--- Your goal ---
Write out the records again exactly. Nothing should be dropped.

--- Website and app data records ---
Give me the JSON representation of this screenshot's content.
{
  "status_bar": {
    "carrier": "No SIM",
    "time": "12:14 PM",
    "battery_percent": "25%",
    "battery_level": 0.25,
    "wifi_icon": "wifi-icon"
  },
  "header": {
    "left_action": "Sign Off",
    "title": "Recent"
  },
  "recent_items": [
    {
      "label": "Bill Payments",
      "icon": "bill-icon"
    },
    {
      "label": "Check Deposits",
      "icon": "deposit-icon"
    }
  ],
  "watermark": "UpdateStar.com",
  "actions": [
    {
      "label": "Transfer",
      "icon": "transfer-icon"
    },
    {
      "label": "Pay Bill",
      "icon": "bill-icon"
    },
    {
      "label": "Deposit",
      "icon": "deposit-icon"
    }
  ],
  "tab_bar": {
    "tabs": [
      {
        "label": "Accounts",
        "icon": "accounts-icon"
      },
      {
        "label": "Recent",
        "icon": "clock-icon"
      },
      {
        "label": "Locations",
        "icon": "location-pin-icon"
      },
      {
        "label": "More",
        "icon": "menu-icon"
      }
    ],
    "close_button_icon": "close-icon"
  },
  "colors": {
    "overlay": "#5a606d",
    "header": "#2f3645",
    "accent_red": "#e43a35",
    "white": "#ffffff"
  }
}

--- Result below ---
Give me the JSON representation of this screenshot's content.
{
  "status_bar": {
    "carrier": "No SIM",
    "time": "12:14 PM",
    "battery_percent": "25%",
    "battery_level": 0.25,
    "wifi_icon": "wifi-icon"
  },
  "header": {
    "left_action": "Sign Off",
    "title": "Recent"
  },
  "recent_items": [
    {
      "label": "Bill Payments",
      "icon": "bill-icon"
    },
    {
      "label": "Check Deposits",
      "icon": "deposit-icon"
    }
  ],
  "watermark": "UpdateStar.com",
  "actions": [
    {
      "label": "Transfer",
      "icon": "transfer-icon"
    },
    {
      "label": "Pay Bill",
      "icon": "bill-icon"
    },
    {
      "label": "Deposit",
      "icon": "deposit-icon"
    }
  ],
  "tab_bar": {
    "tabs": [
      {
        "label": "Accounts",
        "icon": "accounts-icon"
      },
      {
        "label": "Recent",
        "icon": "clock-icon"
      },
      {
        "label": "Locations",
        "icon": "location-pin-icon"
      },
      {
        "label": "More",
        "icon": "menu-icon"
      }
    ],
    "close_button_icon": "close-icon"
  },
  "colors": {
    "overlay": "#5a606d",
    "header": "#2f3645",
    "accent_red": "#e43a35",
    "white": "#ffffff"
  }
}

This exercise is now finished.